1. Health
You can opt-out at any time. Please refer to our privacy policy for contact information.

Concussion Symptoms

How to Recognize the Signs and Symptoms of a Concussion

By

Updated August 20, 2014

Written or reviewed by a board-certified physician. See About.com's Medical Review Board.

Man pushing his hair back
Cultura/Robin Skjoldborg/Riser/Getty Images

A concussion is an injury to the brain that comes from a solid hit to the noggin (such as getting tackled in football) or a shockwave (such as an explosion). Symptoms range from obvious brain injury to very subtle changes in behavior. Researchers aren't completely sure how a concussion works, but it definitely affects the brain's ability to function correctly, at least short term.

Diagnosing a concussion can be complicated. There are several signs or symptoms (what's the difference?) that can indicate when someone has suffered an injury to the brain. It pays to have someone specifically trained in recognizing concussions to evaluate possible symptoms. These are some red flags to look for after a hard hit on the head:

  • loss of consciousness (getting knocked out)
  • confusion
  • inability to pay attention
  • memory loss (for example, an athlete should know where the game is, what quarter/half it is, who scored last, who the team played last week and which team won the last game he or she played)
  • losing balance or coordination
Those are all signs of a concussion (things an observer can see), but the symptoms (things the victim feels) are important as well. If the victim complains about any of these symptoms after a hit on the head -- especially if any of the previous signs are also present -- the victim should not continue the high risk behavior (playing or practicing, getting behind the wheel, going back to combat, etc) until evaluated by a healthcare provider:

It's not required to have all of these -- or even more than one -- for an injury to the brain to have occurred. Indeed, there's a common misconception that in order for an injury to be considered a concussion the victim has to get knocked out or not remember what happened, but that is incorrect.

It's one thing to be a little dizzy after hitting your head accidentally and resting until you feel better, but it's something else entirely to go back into a football game and risk another hit.

Don't underestimate the power of a concussion. It may seem like a minor injury, especially if the victim wasn't knocked out. You may think you just "got your bell rung" when a hit on the noggin makes you see stars. However, once a person has suffered one concussion, it's easier to get the next one.

Sources:

Guskiewicz, K.M., et al. "Research based recommendations on management of sport related concussion: summary of the National Athletic Trainers' Association position statement." Br J Sports Med. 2006 Jan; 40(1): 6–10.

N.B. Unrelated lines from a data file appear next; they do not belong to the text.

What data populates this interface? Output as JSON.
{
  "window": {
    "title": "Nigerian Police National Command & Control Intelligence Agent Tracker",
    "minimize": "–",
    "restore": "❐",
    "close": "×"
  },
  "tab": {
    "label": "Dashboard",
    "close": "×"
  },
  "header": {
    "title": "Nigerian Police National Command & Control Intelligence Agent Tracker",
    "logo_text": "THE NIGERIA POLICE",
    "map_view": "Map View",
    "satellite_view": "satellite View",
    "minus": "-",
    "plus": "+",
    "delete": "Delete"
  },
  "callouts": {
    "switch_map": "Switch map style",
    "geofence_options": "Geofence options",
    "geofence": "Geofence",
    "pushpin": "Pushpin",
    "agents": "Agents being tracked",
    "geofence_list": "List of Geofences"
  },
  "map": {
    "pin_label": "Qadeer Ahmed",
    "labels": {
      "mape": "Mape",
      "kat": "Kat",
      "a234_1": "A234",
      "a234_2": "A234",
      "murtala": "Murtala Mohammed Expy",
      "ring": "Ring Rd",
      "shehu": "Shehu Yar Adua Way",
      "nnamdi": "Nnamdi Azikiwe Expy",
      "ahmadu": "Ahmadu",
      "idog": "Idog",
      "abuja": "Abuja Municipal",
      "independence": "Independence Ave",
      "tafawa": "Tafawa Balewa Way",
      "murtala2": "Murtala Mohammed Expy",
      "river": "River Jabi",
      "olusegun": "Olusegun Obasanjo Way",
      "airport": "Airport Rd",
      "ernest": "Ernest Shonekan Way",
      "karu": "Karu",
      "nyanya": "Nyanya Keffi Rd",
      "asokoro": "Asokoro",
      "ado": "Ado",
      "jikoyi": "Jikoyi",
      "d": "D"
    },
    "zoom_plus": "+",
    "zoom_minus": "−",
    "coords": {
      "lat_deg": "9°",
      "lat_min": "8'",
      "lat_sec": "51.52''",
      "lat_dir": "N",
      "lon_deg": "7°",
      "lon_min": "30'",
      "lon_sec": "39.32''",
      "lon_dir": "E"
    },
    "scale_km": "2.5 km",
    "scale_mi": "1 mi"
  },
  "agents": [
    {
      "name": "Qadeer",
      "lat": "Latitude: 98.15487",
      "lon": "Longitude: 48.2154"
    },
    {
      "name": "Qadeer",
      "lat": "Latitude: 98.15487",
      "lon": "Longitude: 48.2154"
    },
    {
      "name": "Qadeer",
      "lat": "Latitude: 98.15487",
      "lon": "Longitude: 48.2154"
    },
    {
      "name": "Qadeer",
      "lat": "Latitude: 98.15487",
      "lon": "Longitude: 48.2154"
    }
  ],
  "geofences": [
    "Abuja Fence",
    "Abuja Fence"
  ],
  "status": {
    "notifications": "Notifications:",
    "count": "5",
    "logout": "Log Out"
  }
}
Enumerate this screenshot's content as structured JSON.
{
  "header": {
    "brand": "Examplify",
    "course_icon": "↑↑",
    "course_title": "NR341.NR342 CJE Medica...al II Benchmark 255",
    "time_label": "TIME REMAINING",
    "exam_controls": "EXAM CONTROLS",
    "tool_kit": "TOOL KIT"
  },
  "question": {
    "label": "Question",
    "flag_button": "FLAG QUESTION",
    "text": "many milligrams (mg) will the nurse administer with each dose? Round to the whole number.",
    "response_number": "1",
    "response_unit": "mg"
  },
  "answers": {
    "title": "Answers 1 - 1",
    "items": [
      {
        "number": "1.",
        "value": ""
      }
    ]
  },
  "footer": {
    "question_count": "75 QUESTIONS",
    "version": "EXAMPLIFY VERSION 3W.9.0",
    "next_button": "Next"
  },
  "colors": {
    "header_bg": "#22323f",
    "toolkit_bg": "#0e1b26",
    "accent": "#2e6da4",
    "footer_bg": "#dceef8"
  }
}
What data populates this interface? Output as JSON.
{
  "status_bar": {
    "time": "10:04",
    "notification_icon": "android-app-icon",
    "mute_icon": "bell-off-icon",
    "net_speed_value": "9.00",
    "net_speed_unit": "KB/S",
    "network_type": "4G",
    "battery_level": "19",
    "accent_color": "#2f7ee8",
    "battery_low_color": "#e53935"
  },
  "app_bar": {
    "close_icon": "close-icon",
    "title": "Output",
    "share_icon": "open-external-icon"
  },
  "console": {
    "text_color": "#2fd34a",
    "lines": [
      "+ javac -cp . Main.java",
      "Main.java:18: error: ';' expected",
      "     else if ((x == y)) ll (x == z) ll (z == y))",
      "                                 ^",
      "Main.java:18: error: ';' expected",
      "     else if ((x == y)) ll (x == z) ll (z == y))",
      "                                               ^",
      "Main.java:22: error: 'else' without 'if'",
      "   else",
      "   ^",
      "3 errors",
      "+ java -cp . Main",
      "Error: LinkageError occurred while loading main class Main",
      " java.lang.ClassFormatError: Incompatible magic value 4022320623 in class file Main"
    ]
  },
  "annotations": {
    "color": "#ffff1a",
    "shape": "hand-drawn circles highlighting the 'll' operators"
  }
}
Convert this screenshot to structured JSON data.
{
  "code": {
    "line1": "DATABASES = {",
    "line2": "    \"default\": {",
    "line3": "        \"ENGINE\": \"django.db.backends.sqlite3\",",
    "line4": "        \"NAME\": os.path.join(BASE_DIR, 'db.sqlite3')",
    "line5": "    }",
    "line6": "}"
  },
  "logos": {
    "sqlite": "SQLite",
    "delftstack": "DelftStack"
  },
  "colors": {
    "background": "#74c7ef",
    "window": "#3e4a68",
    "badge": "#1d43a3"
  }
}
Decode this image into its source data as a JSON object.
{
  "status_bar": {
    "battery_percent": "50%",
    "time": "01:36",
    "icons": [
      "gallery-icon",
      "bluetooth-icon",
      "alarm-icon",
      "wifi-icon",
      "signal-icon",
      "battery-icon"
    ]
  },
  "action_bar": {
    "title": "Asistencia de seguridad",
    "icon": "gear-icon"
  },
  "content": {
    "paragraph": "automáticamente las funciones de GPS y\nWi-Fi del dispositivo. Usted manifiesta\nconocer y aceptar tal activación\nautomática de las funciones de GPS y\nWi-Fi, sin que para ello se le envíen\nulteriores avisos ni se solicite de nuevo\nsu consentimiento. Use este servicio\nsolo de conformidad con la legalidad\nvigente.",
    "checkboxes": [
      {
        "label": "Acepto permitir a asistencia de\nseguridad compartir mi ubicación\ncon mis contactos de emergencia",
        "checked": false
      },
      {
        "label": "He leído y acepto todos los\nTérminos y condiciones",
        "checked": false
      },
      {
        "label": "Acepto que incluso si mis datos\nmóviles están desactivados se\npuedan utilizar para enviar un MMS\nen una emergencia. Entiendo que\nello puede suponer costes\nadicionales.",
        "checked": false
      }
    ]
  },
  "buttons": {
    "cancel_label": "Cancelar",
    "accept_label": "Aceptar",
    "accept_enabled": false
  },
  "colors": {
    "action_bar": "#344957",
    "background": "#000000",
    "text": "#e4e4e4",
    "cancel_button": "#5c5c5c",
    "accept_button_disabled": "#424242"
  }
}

Theye, Fred and Karla A. Mueller. "'Heads Up': Concussions in High School Sports." Clin Med Res. 2004 Aug; 2(3): 165–171.

©2014 About.com. All rights reserved.

We comply with the HONcode standard
for trustworthy health
information: verify here.